Having recently retired from a planning career in Boston’s suburbs, Lima devoted the rest of his life to helping others see the beauty of hometown’s hidden river. He began by self-publishing a history of the Quequechan, reminding readers that this Algonquin word for falling waters is the origin of the name Fall River.

“Every city has its own zeitgeist, you know — why things happen.” Lima said. “I think, in this city, why things happened was because of the Quequechan River.”

Lima never ran for public office, but through decades of work that could serve as a model for civic engagement, Lima shared his ideas with local government officials, who listened.

“People tried to get him to run for office because he was a highly educated person from Fall River,” MacLeod-Lima said. “He said, ‘No, I can do more from the outside.

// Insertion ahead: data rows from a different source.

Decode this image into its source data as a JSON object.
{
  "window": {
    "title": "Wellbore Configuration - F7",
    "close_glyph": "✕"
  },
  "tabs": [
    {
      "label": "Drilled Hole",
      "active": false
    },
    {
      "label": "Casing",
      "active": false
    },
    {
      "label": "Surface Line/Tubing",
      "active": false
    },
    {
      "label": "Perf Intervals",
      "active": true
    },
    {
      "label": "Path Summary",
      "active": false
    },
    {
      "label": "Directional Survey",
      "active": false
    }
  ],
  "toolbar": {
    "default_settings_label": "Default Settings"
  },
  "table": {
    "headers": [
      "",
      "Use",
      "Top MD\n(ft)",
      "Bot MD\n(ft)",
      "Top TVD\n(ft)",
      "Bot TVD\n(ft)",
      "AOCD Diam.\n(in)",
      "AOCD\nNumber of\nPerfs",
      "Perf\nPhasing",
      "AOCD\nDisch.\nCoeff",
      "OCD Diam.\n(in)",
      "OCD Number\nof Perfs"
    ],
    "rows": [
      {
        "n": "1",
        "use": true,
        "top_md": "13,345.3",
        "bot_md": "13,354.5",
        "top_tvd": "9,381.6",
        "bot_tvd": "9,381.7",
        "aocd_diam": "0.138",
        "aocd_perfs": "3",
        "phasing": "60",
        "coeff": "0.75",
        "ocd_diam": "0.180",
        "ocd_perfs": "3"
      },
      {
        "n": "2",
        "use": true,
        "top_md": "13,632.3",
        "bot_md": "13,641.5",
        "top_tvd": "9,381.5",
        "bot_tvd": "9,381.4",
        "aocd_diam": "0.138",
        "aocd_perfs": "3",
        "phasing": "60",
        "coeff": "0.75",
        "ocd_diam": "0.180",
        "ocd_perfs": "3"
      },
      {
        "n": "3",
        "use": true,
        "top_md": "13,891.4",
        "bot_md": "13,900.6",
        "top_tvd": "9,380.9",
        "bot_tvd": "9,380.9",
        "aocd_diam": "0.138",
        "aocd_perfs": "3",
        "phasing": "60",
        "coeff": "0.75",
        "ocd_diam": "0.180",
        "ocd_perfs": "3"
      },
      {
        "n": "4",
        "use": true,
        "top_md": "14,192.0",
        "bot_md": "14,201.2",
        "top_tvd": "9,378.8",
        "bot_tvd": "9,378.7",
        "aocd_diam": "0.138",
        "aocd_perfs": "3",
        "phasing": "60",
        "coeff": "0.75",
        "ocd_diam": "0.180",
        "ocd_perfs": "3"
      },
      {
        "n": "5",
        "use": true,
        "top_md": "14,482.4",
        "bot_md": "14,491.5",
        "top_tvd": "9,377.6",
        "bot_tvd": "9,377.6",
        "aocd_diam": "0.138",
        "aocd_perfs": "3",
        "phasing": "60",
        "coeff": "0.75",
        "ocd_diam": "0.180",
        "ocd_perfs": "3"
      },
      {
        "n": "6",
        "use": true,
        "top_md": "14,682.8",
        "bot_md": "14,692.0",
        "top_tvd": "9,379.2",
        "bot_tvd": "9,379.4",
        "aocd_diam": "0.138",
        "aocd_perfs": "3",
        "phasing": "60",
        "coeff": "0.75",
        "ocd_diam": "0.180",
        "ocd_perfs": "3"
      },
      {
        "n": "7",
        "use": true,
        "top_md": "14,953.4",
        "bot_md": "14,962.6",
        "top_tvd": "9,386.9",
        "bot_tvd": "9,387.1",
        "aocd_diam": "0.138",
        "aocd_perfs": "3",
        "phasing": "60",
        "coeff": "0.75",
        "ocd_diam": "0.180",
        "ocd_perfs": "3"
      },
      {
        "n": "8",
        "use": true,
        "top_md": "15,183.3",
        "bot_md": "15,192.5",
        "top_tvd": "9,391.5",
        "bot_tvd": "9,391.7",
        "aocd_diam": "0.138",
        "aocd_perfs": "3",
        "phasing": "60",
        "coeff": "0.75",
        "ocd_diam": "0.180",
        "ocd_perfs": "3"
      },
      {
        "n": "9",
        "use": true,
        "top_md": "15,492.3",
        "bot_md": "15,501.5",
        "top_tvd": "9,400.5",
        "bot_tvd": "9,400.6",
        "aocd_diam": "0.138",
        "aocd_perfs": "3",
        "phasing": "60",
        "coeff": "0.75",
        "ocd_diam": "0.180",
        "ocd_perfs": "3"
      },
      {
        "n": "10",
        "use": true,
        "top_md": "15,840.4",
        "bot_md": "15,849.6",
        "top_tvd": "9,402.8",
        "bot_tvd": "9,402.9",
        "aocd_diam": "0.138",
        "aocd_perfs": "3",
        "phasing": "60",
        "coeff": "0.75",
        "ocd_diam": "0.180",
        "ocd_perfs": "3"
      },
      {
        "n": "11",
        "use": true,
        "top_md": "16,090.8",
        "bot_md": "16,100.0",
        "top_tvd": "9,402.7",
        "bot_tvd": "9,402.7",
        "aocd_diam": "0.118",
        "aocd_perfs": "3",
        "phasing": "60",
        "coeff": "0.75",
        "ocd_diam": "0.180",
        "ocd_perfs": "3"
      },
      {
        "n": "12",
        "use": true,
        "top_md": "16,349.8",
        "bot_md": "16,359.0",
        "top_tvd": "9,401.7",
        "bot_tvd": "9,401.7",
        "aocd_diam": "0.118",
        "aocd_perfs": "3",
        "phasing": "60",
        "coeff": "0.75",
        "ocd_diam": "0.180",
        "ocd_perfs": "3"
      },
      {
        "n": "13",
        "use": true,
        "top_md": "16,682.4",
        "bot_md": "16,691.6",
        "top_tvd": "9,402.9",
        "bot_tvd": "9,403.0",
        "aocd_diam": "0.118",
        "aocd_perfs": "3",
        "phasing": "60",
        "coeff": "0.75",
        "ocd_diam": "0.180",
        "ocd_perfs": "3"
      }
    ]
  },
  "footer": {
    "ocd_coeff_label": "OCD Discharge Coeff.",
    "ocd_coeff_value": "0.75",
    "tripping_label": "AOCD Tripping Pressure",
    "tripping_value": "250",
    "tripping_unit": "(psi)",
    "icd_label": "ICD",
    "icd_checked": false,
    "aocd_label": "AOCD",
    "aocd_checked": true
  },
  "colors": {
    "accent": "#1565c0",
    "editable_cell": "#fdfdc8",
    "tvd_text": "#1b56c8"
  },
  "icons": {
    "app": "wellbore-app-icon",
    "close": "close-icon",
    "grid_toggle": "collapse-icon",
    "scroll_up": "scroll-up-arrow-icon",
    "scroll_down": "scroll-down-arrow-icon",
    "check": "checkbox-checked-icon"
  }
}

When you run for office you’re beholden to people, and then your opinions are slanted by that.’”

Today, a 2.5-mile stretch of the Quequechan that used to be inaccessible has become a popular rail trail, offering bikers and pedestrians a front row seat to witness the river’s recovering ecosystem. But an important element of Lima’s dream remains unfulfilled.

“The last thing he wanted to do was to unbury the falls,” MacLeod-Lima said. “He never got that done.”

Toward the end of his life, Lima’s patient work ethic came up against an increasingly tormented political climate in Fall River. In the past 15 years, seven mayors have cycled through City Hall; one of them is currently serving a prison sentence for corruption.

The current mayor, Paul Coogan, called Lima “an anchor” of Fall River’s civic life throughout this period.

“He was making the city a happier and healthier place to live,” Coogan said.

Still, Lima’s plan to recreate the falls may never make it off the posterboard renderings he kept a short reach away in his Victorian home in Fall River’s Highlands, where he often invited politicians and planners to listen to his ideas. Coogan pointed to cost as the main obstacle.

“That was the problem when I sat down with Al,” Coogan said. “These things were very expensive.”

“I’d still love to see it happen,” the mayor said. “I’ll never say never in politics.”

A funeral service for Lima is scheduled for Friday Oct. 28 at 10 a.m. at the Holy Name Church in Fall River. Viewing hours are scheduled the evening before at Fall River’s Hathaway Funeral Home from 4 p.m. to 7 p.m.

Ben Berke is the South Coast Bureau Reporter for The Public’s Radio. He can be reached at Follow him on Twitter @BenBerke6.